It was cold and windy and a perfect day for a walk on the beach. There were a few other people here but I still felt like I had the beach all to myself. This was the lowest tide I have ever seen here. Someone told me it was because of the full Snow moon (the tides are lowest during the full moon in February). I came out to see if there were any shorebirds but I think the wind kept them hiding somewhere else.
The backside of Outback Key was exposed and all of those little mounds had live sand dollars hiding under them.
A few of them partially exposed.
I’ve read that the pink sand comes from microscopic animals in the water.
Textures on Outback Key.
Walking back to the parking lot.
The beach was littered with the above.
This one had a lot of things living on it.

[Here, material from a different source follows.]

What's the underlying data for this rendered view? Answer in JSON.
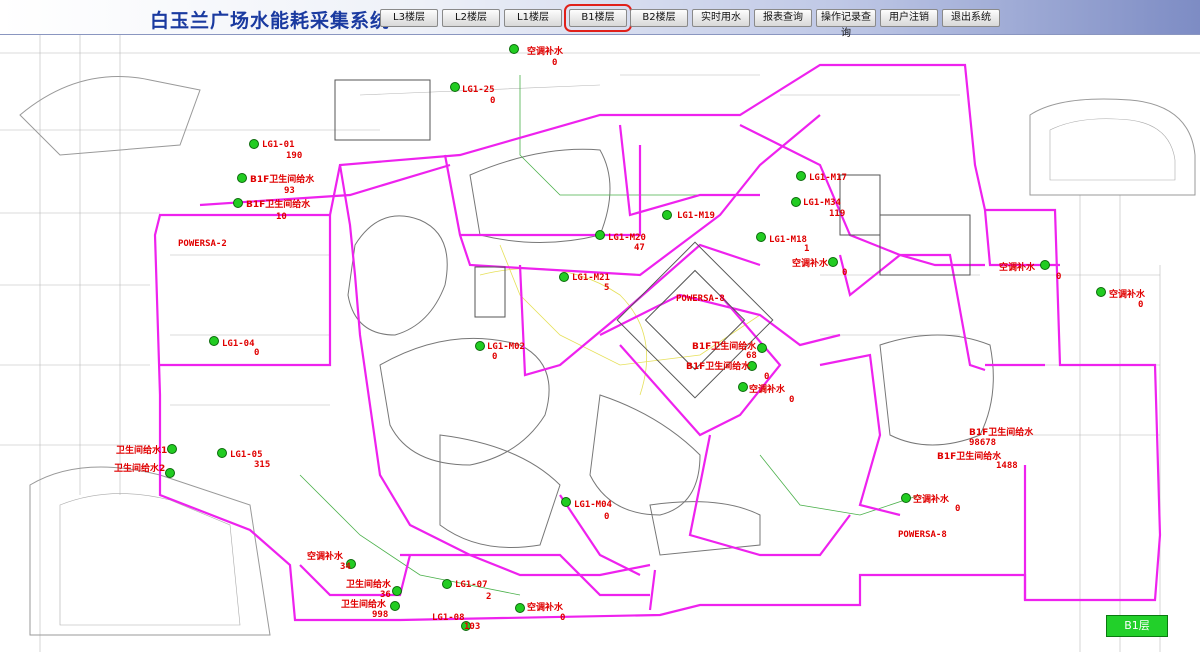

My stash from the morning when I got back home and washed them off. The beach was covered in whole dead sand dollars. It’s rare to find them not broken. I like collecting shells with barnacles. I feel like it gives them personality.
After a really cold week, I headed over to the TECO (Tampa Electric Co) plant to see the manatees that hang out there in the winter. The warm water coming off the electric plant in the lagoon keeps the manatees warm during the coldest weeks. Years ago, the plant built a manatee viewing center with a big deck that wraps around part of the lagoon. All of those dots in the water are manatees. There were hundreds of them the morning I was there in late January.
The plant says that the smoke coming out of the stack is actually clean steam. It doesn’t feel smoky when you are there and the sky was clear blue.
Part of the deck overlooking the lagoon. This was still early in the day before the big crowds get here. I got here well before they opened at 10am and waiting in line to park and was out before lunch. They can get crazy crowded and parking is a challenge when the manatees are here in large numbers. The news channels report on them when there’s been a prolonged cold spell so everyone heads over including me.
Some of the birds around the plant. White pelicans were flying high, a young night heron flew by the deck and a vulture was sitting on a platform built for an osprey nest.
Down at the very end of the lagoon, it’s roped off so boaters or kayakers cannot follow the manatees into the area. There is no swimming with the manatees here.
There’s usually some stingrays splashing around.
I took a ton of manatee pictures so more to come on those.